→ Your instructions
Only a number is wanted here: the number of lines of the data that include "JSON".
*** Opening of Recorded information ***
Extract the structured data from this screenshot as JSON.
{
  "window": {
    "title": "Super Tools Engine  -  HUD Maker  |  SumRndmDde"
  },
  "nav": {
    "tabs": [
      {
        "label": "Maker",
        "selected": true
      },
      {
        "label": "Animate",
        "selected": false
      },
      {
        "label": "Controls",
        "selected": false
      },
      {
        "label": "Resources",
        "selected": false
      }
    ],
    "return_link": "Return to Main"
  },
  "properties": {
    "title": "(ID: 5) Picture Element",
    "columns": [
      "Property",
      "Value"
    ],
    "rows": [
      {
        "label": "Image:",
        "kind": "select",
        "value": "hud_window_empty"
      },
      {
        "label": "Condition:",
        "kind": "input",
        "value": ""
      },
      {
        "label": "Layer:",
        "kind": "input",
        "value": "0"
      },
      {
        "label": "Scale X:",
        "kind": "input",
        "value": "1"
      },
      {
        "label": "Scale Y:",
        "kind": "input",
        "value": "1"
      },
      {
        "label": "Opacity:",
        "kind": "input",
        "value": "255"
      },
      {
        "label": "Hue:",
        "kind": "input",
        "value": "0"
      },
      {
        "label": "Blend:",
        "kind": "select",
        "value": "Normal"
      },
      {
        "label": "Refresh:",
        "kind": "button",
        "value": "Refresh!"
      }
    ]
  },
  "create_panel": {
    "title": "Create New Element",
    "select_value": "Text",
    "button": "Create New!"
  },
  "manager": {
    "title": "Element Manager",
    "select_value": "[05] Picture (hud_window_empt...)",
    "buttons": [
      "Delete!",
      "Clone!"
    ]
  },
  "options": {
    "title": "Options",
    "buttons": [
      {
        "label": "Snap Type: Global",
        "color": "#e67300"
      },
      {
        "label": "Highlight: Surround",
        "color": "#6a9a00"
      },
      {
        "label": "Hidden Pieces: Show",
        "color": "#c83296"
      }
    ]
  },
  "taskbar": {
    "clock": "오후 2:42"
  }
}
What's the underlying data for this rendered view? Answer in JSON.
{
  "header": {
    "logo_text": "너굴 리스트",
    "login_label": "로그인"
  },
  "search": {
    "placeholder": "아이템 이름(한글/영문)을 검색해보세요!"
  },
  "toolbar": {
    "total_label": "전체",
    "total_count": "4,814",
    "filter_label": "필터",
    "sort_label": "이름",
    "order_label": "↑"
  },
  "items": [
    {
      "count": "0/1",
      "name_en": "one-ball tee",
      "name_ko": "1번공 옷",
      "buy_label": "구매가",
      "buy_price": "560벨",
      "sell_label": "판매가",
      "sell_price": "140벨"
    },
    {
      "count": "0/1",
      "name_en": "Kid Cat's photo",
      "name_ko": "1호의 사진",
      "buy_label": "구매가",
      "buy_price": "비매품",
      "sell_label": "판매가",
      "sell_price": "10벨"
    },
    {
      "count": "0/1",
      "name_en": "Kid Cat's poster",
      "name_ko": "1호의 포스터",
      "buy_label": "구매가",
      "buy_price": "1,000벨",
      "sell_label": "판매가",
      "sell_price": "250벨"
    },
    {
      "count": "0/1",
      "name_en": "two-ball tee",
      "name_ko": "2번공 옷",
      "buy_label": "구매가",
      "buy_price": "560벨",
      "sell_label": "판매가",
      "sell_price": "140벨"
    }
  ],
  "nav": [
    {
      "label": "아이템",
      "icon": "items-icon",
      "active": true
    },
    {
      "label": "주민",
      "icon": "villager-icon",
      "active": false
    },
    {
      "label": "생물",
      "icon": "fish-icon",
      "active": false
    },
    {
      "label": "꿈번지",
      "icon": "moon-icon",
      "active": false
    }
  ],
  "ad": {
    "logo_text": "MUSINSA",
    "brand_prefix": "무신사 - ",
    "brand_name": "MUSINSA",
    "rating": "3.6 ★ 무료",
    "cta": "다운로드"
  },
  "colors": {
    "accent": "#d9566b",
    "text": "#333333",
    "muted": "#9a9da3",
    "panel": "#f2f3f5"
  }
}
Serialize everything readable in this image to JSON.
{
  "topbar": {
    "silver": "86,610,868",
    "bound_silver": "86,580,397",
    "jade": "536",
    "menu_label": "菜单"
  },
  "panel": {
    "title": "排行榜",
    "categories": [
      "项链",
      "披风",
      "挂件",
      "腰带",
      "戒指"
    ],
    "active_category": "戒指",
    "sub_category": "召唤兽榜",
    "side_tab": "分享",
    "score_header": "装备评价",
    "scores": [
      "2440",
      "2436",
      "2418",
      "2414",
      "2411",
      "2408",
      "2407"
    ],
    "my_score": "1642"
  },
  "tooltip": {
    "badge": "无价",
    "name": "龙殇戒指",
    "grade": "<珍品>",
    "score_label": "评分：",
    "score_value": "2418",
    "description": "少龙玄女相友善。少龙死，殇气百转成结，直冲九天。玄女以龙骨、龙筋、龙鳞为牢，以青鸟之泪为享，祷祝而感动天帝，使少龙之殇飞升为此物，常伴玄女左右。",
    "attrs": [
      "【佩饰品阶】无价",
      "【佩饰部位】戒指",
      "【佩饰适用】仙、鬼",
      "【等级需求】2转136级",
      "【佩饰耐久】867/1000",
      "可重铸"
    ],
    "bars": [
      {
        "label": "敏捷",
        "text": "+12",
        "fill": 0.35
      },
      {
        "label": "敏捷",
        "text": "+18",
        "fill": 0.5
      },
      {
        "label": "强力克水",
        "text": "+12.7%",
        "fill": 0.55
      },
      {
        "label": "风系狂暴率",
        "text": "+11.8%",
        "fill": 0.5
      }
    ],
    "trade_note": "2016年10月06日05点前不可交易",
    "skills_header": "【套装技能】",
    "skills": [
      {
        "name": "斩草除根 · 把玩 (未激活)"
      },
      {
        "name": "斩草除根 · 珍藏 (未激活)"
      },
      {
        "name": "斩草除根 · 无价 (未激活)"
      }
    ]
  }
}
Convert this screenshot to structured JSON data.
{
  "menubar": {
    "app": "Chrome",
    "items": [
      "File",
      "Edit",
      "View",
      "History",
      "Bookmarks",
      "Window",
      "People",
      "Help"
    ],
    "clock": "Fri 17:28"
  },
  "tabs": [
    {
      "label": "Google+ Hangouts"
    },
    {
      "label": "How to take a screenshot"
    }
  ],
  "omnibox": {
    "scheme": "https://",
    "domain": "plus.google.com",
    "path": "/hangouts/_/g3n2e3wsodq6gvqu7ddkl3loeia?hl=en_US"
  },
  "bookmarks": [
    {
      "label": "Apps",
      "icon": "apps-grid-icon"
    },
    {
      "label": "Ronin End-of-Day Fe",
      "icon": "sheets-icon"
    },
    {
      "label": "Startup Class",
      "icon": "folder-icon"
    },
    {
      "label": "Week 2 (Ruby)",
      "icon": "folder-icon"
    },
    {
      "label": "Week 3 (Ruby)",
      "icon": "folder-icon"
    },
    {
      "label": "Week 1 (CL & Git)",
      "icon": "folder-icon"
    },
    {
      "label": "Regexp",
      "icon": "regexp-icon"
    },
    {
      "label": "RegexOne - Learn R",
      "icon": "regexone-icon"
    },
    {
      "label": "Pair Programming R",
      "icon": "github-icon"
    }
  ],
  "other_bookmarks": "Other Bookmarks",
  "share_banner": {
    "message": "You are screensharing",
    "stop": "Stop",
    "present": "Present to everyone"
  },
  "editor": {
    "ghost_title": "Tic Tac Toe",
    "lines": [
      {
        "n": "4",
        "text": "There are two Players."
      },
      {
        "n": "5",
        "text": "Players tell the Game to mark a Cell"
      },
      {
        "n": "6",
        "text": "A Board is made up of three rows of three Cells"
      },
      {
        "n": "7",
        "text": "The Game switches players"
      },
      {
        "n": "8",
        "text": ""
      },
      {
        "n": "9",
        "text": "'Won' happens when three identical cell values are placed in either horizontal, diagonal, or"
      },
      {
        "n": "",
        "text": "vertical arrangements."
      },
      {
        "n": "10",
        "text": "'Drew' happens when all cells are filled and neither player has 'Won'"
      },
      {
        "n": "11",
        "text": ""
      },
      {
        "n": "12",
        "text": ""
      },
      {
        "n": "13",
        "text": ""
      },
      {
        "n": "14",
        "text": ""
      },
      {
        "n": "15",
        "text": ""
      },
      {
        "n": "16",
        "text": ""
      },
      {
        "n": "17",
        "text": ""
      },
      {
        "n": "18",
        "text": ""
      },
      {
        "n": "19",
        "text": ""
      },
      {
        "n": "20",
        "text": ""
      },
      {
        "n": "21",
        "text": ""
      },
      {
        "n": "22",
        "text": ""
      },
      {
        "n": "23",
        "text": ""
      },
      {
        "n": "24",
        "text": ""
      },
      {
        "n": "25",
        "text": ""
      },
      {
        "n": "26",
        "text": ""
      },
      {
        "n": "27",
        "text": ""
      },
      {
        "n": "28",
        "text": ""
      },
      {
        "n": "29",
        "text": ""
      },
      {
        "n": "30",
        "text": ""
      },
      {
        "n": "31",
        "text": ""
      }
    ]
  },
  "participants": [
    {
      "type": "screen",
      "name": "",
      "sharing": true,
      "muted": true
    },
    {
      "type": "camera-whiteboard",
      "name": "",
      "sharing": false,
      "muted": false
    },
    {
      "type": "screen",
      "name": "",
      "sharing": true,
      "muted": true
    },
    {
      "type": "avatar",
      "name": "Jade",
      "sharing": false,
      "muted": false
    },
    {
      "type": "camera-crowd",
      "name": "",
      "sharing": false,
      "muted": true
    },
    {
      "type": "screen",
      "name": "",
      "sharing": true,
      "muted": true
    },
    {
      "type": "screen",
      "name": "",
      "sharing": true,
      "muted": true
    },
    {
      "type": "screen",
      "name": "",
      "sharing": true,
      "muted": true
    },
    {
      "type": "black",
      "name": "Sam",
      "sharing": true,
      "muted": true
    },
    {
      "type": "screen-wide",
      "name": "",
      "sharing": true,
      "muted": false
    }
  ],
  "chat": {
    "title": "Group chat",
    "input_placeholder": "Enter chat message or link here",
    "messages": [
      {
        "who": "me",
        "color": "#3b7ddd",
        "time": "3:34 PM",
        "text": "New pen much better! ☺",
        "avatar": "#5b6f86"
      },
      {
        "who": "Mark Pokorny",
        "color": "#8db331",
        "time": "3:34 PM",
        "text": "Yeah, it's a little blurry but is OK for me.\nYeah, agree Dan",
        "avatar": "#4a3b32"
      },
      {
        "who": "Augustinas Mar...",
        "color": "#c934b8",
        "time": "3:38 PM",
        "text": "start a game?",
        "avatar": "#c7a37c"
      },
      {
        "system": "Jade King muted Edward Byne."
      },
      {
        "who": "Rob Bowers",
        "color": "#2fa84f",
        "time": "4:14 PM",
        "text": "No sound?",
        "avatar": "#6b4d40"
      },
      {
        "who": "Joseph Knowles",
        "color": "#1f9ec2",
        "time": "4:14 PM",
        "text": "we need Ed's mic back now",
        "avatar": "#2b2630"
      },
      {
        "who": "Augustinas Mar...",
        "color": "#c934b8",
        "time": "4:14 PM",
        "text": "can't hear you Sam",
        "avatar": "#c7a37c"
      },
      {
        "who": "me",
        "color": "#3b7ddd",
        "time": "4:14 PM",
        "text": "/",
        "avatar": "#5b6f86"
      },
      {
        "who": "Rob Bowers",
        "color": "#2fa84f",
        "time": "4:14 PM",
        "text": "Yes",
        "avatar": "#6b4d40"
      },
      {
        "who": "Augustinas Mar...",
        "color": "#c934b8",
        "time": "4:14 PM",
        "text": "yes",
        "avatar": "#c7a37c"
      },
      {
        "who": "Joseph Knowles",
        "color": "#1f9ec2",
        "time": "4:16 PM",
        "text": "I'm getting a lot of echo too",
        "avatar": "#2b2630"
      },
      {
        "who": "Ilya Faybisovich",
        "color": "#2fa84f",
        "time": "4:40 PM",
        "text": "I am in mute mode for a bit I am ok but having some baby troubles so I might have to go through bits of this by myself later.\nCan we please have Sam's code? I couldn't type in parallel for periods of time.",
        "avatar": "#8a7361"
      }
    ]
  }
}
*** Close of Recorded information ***
→ Your solution
4